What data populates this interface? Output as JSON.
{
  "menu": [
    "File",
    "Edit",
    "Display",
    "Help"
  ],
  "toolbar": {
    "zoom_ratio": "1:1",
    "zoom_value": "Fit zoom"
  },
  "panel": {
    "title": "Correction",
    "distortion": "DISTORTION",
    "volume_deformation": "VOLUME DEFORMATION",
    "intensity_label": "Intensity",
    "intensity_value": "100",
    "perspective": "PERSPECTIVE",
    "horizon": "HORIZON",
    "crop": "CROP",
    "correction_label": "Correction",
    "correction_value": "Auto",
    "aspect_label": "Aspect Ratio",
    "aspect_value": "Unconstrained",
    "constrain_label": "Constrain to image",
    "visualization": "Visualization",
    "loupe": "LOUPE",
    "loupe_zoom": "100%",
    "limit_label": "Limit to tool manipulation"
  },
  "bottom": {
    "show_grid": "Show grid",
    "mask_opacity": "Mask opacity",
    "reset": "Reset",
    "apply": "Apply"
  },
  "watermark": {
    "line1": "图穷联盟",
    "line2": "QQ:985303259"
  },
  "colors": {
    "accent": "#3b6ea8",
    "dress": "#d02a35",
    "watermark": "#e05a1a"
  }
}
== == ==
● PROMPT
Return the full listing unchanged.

● SOLUTION TO THIS PROBLEM
What data populates this interface? Output as JSON.
{
  "menu": [
    "File",
    "Edit",
    "Display",
    "Help"
  ],
  "toolbar": {
    "zoom_ratio": "1:1",
    "zoom_value": "Fit zoom"
  },
  "panel": {
    "title": "Correction",
    "distortion": "DISTORTION",
    "volume_deformation": "VOLUME DEFORMATION",
    "intensity_label": "Intensity",
    "intensity_value": "100",
    "perspective": "PERSPECTIVE",
    "horizon": "HORIZON",
    "crop": "CROP",
    "correction_label": "Correction",
    "correction_value": "Auto",
    "aspect_label": "Aspect Ratio",
    "aspect_value": "Unconstrained",
    "constrain_label": "Constrain to image",
    "visualization": "Visualization",
    "loupe": "LOUPE",
    "loupe_zoom": "100%",
    "limit_label": "Limit to tool manipulation"
  },
  "bottom": {
    "show_grid": "Show grid",
    "mask_opacity": "Mask opacity",
    "reset": "Reset",
    "apply": "Apply"
  },
  "watermark": {
    "line1": "图穷联盟",
    "line2": "QQ:985303259"
  },
  "colors": {
    "accent": "#3b6ea8",
    "dress": "#d02a35",
    "watermark": "#e05a1a"
  }
}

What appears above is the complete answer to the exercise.